• _Work to be completed_
Please give only the number of lines in the listing below that contain "Array".

* * * *

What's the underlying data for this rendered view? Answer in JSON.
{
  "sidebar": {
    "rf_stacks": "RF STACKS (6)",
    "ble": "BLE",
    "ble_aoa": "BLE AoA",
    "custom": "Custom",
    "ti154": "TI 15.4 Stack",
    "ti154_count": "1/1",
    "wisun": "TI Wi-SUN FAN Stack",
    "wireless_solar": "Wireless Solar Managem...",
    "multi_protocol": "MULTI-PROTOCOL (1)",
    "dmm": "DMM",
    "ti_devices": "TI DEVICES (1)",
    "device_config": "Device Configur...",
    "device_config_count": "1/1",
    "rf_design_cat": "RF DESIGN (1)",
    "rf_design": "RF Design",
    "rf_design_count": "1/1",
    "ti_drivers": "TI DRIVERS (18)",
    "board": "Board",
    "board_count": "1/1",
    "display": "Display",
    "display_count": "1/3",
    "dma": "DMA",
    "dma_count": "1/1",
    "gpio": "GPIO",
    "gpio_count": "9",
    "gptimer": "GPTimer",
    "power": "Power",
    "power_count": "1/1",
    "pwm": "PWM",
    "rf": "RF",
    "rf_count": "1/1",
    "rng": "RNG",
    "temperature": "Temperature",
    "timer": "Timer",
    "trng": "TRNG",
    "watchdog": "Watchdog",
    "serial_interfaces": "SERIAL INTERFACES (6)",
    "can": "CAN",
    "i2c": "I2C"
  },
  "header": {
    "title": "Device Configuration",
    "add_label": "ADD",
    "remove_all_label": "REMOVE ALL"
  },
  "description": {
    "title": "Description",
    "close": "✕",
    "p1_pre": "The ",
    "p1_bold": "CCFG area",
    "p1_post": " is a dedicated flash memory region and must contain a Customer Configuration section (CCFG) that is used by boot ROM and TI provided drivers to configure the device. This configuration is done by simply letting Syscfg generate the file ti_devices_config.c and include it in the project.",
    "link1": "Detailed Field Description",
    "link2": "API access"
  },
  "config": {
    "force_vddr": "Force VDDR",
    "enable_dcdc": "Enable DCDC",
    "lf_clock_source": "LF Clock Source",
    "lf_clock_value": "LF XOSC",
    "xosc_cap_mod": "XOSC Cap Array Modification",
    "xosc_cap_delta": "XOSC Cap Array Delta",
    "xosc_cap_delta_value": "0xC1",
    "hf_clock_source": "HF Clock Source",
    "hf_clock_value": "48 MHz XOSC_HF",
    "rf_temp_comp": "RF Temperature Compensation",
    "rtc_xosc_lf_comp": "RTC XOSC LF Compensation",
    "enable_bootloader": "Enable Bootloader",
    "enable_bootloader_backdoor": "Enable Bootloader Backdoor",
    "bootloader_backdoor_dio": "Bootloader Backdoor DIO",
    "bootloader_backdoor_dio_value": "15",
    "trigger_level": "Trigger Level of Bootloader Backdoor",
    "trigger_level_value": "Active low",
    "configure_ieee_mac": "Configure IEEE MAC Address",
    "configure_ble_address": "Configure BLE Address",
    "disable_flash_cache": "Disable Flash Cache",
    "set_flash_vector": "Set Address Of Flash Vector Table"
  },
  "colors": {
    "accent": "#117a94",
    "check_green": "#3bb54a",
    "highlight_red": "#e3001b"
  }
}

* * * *

• _Worked solution_
2